A Payless ShoeSource of shoes has begun to drop as news of bin Laden’s killing so near Pakistan’s military academy spreads around the world. India, Pakistan’s longtime enemy and the victim of a pair of major terrorist attacks itself, can be expected to capitalize on it. MEMRI drops this report from India Today. Its prime source is a “senior Pakistani military official.”
“The cantonment [military camp] town houses many military institutions, including Pakistan’s Military Academy at Kakul, where most of its military elite – including present [Pakistan Army] chief General [Ashfaq Pervez] Kayani – have passed through.
“The joint operation of Pakistani troops and American special forces that killed Osama bin Laden did not encounter any fierce resistance from the Al-Qaeda chief’s bodyguards. ‘There was minimal resistance and none of the troops in the operation were injured,’ the official told India Today.
“Sources say this was unusual for a high-value target like bin Laden, who was normally surrounded by dozens of his elite bodyguards. No one was willing to talk about how many troops took part in this operation. Bin Laden’s body was transported to Bagram airbase near Kabul, Afghanistan.
The evidence in our own media suggests that at least part of India Today’s report is wrong: The Pakistanis were not involved in the raid. Which raises a couple of possibilities. One, the public story is true and IT is just being misled by their “senior Pakistani military official,” or two, the Pakistanis were involved but both they and our own government are lying about that — probably to assuage the bin Ladenites in their own population. I’m not buying the second possibility, at least for now, and another Indian media report says terror groups will believe ISI was involved anyway.
“Nothing in the Af-Pak region goes unnoticed by the ISI, and if bin Laden managed to play hide-and-seek with the world all this while, it was only thanks to ISI’s patronage. Although the U.S. has claimed that Pakistan was not in the know of this operation, terror groups would not believe so.
“They are aware that nothing is possible unless there has been a certain degree of support from the establishment. Moreover, Osama was living in a place close to the army headquarters in Abbottabad, about 70 kilometers northeast of Pakistan’s capital Islamabad. This is not a fact that would have gone unnoticed by the ISI.
“The Pakistan military largely depends on the intelligence provided by the ISI, and hence all these movements and operations are well known to the establishment.”
And then there’s this little kicker about just how deeply involved ISI is with terrorists.

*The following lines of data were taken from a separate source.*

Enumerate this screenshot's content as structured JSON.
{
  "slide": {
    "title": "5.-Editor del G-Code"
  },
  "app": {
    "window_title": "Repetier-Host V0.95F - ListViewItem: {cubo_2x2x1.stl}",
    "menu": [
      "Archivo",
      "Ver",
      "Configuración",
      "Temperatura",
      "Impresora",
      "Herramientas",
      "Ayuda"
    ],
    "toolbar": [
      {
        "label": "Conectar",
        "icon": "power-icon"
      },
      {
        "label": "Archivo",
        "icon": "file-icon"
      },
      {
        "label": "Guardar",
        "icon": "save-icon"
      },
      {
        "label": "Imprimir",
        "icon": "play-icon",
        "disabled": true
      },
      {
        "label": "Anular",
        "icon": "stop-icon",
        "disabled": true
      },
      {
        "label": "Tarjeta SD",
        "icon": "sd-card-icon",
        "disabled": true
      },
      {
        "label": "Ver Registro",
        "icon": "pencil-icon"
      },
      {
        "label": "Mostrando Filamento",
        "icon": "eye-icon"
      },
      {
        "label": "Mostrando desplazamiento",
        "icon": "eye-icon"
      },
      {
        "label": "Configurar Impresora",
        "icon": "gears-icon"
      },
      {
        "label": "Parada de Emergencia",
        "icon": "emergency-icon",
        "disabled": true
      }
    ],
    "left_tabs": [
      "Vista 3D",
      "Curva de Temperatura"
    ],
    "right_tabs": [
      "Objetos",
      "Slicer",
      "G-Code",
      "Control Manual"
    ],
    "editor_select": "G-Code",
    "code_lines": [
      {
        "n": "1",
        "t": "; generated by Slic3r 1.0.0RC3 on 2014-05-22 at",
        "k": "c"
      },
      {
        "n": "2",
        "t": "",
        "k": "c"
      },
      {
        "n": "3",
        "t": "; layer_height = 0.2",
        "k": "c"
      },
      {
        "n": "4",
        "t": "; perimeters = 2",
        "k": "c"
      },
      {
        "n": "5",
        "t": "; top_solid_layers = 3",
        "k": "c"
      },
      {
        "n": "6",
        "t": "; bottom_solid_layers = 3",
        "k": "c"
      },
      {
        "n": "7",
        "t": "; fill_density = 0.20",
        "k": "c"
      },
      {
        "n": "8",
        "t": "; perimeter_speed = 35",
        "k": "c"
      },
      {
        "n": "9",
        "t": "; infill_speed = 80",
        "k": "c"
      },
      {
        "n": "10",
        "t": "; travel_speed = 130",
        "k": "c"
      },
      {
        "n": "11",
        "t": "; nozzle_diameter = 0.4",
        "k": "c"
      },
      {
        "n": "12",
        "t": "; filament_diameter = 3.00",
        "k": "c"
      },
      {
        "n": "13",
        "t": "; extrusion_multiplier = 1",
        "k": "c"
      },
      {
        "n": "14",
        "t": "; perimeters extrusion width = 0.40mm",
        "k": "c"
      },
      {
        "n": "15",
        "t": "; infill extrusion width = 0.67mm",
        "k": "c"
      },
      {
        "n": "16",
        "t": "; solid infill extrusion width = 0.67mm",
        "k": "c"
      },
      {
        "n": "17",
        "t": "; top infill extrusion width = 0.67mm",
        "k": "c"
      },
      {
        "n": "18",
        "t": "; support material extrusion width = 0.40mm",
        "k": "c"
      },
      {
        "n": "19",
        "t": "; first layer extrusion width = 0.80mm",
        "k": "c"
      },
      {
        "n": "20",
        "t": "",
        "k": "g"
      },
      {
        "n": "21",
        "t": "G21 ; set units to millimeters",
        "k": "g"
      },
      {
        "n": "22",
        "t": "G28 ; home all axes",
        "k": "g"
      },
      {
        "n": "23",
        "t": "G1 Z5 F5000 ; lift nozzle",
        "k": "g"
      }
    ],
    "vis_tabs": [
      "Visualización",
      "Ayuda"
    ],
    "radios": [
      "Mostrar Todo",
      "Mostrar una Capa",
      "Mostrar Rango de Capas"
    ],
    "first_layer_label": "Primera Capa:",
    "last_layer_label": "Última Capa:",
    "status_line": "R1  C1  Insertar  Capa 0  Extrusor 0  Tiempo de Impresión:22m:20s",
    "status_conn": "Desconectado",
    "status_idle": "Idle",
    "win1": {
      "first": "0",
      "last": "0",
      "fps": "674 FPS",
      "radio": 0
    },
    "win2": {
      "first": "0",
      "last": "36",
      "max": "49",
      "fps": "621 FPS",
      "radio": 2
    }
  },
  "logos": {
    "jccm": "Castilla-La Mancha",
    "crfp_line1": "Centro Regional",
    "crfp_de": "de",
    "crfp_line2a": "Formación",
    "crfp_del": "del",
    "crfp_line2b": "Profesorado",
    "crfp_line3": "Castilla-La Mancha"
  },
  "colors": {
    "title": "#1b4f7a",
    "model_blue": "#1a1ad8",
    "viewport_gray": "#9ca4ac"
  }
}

“The biggest backlash would, however, be from the Haqqani Network, with which the ISI has been toying for some time now. The ISI had managed to get the outfit into the Al-Qaeda network. For the ISI, this move paid off as it managed to set up a very strong force. But today, both outfits feel betrayed.”
And they’re not the only ones feeling betrayed.